Paz Esperanza T. Poblador
De La Salle University, Manila, Philippines
Year: January 2016
Volume: 25 No. 2

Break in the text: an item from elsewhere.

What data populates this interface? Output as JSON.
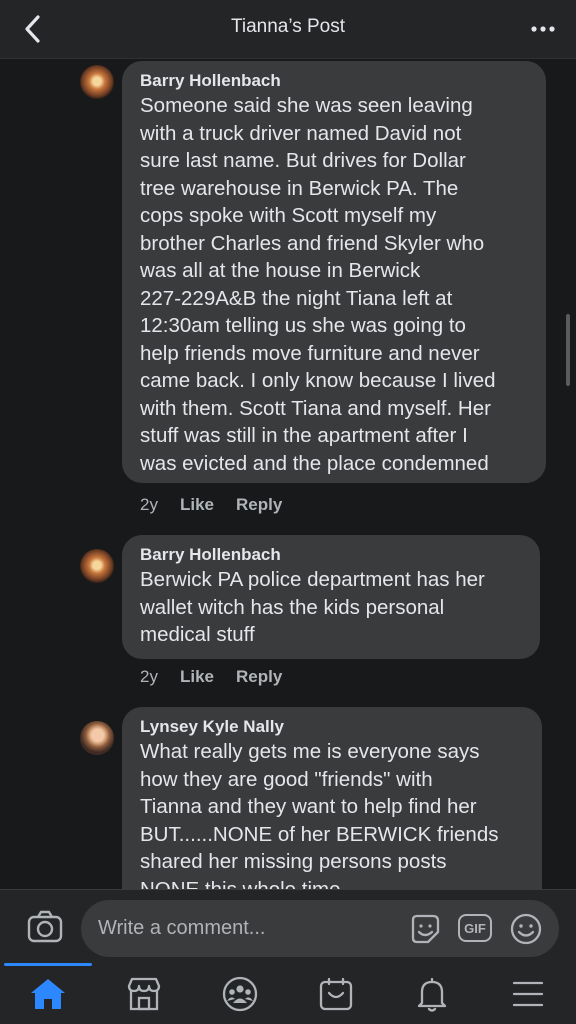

While developing the operations manual of three eco-laundry shops established by a Smokey Mountain cooperative, I discovered an alarming disparity in salary schemes among the social enterprises. Cooperatives in the Philippines embody the values of stakeholdership in that they balance the needs of all stakeholders to increase social performance. But in this case, principal-agent compensation practices were implemented towards increasing profitability. A discussion on compensation and organizational rewards allows for further understanding of the process in which these compensation packages were developed by the decision-makers. After using the survey method, measurable business indicators were evaluated to distinguish the effects of profitability, productivity, customer loyalty, and service quality on compensation. This study will show that leaders in this case did not uphold stakeholder values congruent with cooperatives, but instead implemented performance controls at the expense of more hardworking employees. A proposed compensation scheme which could be seen as more equitable by all employees is then discussed.